Much of recent human development has been driven by the quest to create more and more options in all aspects of our lives.
From the ability to easily travel to any part of the world, to having access to a diverse assortment of food, shops, entertainment, gadgets or education, the world is flatter than ever and we have access to the widest range of everything – certainly more than we have ever known in our history.
Does this abundance of choice make life better?
More choice can prevent us from moving forward and less choice helps us to walk out the door.
In his book Paradox of Choice, psychologist Barry Schwartz cites numerous studies showing that where there is too much choice it can lead to unhappiness, and can even prevent someone from making a decision. (Schwartz, B, 2003). In a study called “When Choice is Demotivating,” a gourmet food store in an upmarket community typically set up tables with new products that people could sample and buy. Using this environment, researchers set up a line of exotic, high quality jams for customers who, after tasting the samples, could get a one dollar coupon should they decide to buy. Setting up two scenarios, the researchers offered six varieties of jam in the one and 24 varieties in another. In both scenarios the full 24 varieties were available for purchase with the same discount. The 24 varieties attracted more people to the table, although in both the scenario with six and 24 varieties about the same number of people tasted. The real difference however came when measuring who actually bought the jams. Thirty percent of this exposed to the scenario where there were only six jams bought while only 3 percent of those exposed to 24 varieties bought.

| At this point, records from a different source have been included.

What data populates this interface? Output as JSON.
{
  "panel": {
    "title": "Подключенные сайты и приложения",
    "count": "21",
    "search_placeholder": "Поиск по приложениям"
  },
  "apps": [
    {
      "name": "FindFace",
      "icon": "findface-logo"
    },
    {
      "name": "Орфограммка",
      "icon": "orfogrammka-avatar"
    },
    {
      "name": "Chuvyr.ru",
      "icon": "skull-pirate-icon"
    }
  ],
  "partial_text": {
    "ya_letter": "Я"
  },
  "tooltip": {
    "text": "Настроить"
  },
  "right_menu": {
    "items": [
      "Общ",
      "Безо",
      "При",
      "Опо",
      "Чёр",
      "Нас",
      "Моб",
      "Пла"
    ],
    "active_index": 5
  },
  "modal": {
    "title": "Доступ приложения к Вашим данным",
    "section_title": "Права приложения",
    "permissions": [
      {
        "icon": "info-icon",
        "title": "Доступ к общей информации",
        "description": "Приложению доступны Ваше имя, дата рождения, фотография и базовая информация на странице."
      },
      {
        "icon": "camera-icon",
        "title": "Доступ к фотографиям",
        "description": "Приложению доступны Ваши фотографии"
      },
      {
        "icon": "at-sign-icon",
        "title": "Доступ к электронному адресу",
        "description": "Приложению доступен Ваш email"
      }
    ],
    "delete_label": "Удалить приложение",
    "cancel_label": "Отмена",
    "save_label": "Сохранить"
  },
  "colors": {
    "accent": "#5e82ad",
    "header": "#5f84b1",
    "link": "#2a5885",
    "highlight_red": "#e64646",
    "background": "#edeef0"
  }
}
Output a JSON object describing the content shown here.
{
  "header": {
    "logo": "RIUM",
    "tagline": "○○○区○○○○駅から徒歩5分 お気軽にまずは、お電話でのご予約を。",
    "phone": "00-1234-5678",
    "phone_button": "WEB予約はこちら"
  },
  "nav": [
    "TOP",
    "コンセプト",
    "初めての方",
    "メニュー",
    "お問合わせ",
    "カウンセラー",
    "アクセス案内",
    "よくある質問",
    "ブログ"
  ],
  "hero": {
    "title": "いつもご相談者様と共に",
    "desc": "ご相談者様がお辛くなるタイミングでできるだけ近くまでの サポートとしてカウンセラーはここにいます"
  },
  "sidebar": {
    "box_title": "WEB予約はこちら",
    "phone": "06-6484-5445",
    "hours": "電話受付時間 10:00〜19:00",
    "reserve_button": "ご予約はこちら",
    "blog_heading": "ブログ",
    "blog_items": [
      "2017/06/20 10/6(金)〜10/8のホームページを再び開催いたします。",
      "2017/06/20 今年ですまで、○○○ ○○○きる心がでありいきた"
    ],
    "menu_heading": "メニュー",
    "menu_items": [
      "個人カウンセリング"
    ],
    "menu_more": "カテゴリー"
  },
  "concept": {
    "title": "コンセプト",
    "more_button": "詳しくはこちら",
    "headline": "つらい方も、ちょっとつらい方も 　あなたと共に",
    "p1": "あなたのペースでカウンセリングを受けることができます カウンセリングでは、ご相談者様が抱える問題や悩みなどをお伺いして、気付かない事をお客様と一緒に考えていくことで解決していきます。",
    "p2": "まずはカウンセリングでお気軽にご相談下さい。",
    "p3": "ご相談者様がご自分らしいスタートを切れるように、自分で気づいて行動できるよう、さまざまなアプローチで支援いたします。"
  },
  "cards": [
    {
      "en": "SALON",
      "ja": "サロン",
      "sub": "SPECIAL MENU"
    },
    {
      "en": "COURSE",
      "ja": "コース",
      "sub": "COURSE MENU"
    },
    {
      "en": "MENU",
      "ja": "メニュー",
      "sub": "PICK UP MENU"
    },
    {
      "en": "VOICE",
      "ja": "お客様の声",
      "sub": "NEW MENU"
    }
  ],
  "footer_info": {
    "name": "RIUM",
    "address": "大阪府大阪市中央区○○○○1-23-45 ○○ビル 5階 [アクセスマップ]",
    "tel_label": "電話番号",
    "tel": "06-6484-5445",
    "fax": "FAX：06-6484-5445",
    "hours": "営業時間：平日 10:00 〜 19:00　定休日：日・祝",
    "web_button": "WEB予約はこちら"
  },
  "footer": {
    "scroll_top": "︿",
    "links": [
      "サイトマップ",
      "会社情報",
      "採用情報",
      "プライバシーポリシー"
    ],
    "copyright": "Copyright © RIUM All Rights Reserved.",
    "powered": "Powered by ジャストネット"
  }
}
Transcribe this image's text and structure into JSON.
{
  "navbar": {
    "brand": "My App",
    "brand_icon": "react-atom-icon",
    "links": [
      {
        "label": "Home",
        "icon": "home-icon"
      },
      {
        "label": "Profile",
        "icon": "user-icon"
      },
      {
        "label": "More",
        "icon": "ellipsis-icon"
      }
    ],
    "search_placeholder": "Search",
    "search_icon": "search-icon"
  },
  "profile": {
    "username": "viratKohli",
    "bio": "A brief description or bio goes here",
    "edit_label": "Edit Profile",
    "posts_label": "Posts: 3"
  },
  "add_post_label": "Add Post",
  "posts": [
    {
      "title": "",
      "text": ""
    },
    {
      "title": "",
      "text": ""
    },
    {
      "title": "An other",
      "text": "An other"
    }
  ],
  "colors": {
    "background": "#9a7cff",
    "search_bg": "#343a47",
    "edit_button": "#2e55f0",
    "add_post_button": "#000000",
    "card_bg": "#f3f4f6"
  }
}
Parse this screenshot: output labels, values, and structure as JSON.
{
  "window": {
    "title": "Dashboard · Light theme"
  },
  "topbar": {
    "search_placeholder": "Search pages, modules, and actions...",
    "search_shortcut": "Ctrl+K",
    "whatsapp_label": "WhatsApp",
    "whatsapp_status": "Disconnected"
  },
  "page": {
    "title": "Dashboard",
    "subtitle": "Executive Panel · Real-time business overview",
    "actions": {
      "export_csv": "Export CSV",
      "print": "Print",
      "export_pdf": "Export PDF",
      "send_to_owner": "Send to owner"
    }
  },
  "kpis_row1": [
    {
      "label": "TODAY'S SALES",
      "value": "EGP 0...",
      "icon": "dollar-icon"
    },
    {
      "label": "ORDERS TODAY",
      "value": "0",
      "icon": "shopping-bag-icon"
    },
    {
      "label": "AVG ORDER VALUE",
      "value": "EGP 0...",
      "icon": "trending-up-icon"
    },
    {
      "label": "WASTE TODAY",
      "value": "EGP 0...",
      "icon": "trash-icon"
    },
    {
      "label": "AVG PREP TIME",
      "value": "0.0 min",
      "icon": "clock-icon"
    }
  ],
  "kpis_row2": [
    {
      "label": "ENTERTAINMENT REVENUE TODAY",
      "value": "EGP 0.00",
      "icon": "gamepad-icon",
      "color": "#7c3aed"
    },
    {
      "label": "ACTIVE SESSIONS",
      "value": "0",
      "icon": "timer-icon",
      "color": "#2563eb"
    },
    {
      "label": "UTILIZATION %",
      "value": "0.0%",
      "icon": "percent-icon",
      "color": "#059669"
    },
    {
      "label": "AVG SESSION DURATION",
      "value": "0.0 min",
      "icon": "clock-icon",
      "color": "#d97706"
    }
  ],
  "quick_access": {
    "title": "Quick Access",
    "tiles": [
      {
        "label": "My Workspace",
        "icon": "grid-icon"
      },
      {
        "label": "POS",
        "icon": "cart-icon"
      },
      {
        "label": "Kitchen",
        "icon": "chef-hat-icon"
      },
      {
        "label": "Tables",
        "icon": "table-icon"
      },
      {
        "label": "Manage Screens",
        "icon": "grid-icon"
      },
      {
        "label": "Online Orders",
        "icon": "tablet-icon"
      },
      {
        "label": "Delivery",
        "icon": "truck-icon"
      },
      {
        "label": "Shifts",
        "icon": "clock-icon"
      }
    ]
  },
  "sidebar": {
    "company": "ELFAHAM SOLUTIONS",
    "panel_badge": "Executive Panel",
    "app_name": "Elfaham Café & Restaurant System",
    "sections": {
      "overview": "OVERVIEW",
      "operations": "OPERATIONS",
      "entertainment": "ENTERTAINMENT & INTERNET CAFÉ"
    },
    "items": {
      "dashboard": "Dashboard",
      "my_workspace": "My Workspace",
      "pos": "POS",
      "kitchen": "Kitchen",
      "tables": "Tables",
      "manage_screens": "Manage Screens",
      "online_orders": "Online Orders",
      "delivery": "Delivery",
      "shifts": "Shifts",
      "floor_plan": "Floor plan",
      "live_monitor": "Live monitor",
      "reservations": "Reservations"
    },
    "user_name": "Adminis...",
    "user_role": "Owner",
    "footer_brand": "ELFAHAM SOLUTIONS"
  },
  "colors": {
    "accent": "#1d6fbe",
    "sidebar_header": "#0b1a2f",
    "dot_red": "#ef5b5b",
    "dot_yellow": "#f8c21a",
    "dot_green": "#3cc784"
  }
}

Setting ourselves some constraints, removing some of the options off the table, is more likely to get us out the door than adding more possibilities.
“I’m sorry I wrote such a long letter, I didn’t have time to write a short one”
– Blaise Pascal, Winston Churchill or Abraham Lincoln (take your pick)